Web page and app entries

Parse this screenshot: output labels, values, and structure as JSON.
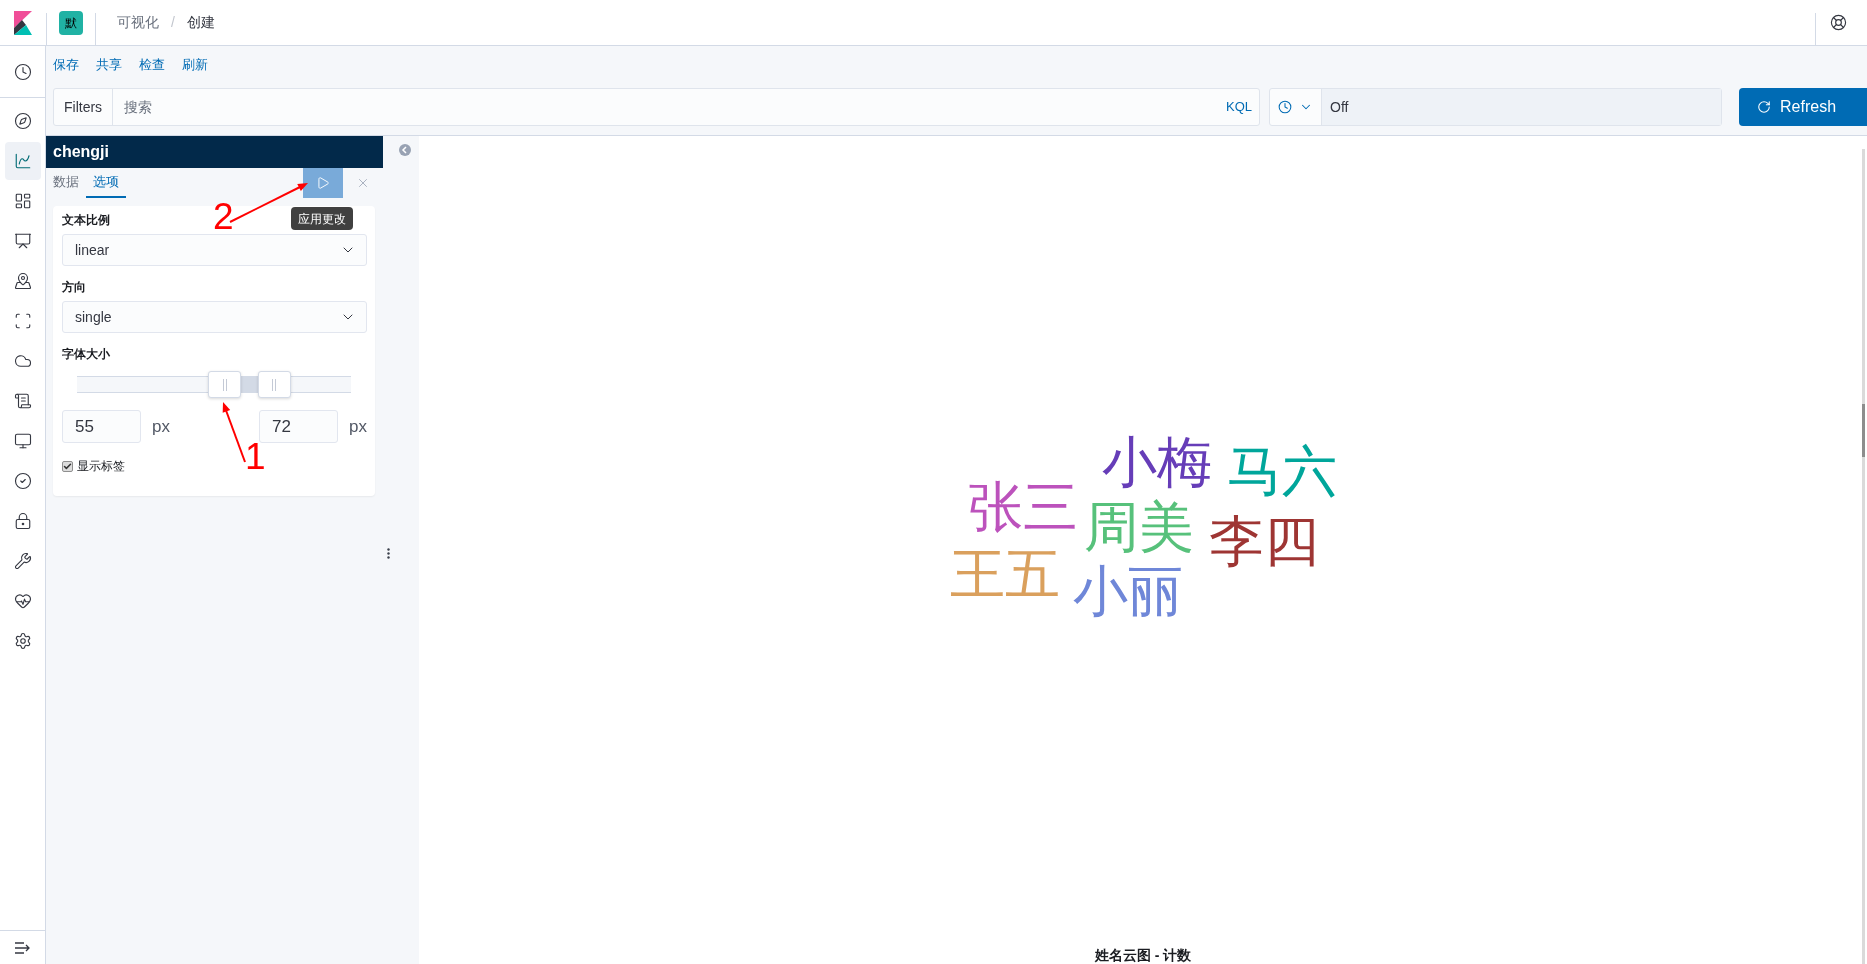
{
  "header": {
    "space_badge": "默",
    "breadcrumbs": [
      {
        "label": "可视化",
        "current": false
      },
      {
        "label": "创建",
        "current": true
      }
    ],
    "breadcrumb_separator": "/"
  },
  "side_nav": {
    "items": [
      {
        "selected": false
      },
      {
        "selected": false
      },
      {
        "selected": true
      },
      {
        "selected": false
      },
      {
        "selected": false
      },
      {
        "selected": false
      },
      {
        "selected": false
      },
      {
        "selected": false
      },
      {
        "selected": false
      },
      {
        "selected": false
      },
      {
        "selected": false
      },
      {
        "selected": false
      },
      {
        "selected": false
      },
      {
        "selected": false
      },
      {
        "selected": false
      }
    ]
  },
  "top_menu": [
    {
      "label": "保存"
    },
    {
      "label": "共享"
    },
    {
      "label": "检查"
    },
    {
      "label": "刷新"
    }
  ],
  "query_bar": {
    "filters_label": "Filters",
    "placeholder": "搜索",
    "language": "KQL",
    "refresh_interval": "Off",
    "refresh_button": "Refresh"
  },
  "editor": {
    "title": "chengji",
    "tabs": [
      {
        "label": "数据",
        "selected": false
      },
      {
        "label": "选项",
        "selected": true
      }
    ],
    "apply_tooltip": "应用更改",
    "options": {
      "text_scale": {
        "label": "文本比例",
        "value": "linear"
      },
      "orientation": {
        "label": "方向",
        "value": "single"
      },
      "font_size": {
        "label": "字体大小",
        "thumbs": [
          {
            "level": 0.54,
            "value": "55",
            "unit": "px"
          },
          {
            "level": 0.72,
            "value": "72",
            "unit": "px"
          }
        ]
      },
      "show_labels": {
        "label": "显示标签",
        "checked": true
      }
    }
  },
  "annotations": [
    {
      "label": "2"
    },
    {
      "label": "1"
    }
  ],
  "visualization": {
    "words": [
      {
        "text": "小梅",
        "color": "#663db8"
      },
      {
        "text": "马六",
        "color": "#00a69b"
      },
      {
        "text": "张三",
        "color": "#bc52bc"
      },
      {
        "text": "周美",
        "color": "#57c17b"
      },
      {
        "text": "李四",
        "color": "#9e3533"
      },
      {
        "text": "王五",
        "color": "#daa05d"
      },
      {
        "text": "小丽",
        "color": "#6f87d8"
      }
    ],
    "caption": "姓名云图 - 计数"
  }
}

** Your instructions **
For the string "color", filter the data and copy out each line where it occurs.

** Response area **
        "color": "#663db8"
        "color": "#00a69b"
        "color": "#bc52bc"
        "color": "#57c17b"
        "color": "#9e3533"
        "color": "#daa05d"
        "color": "#6f87d8"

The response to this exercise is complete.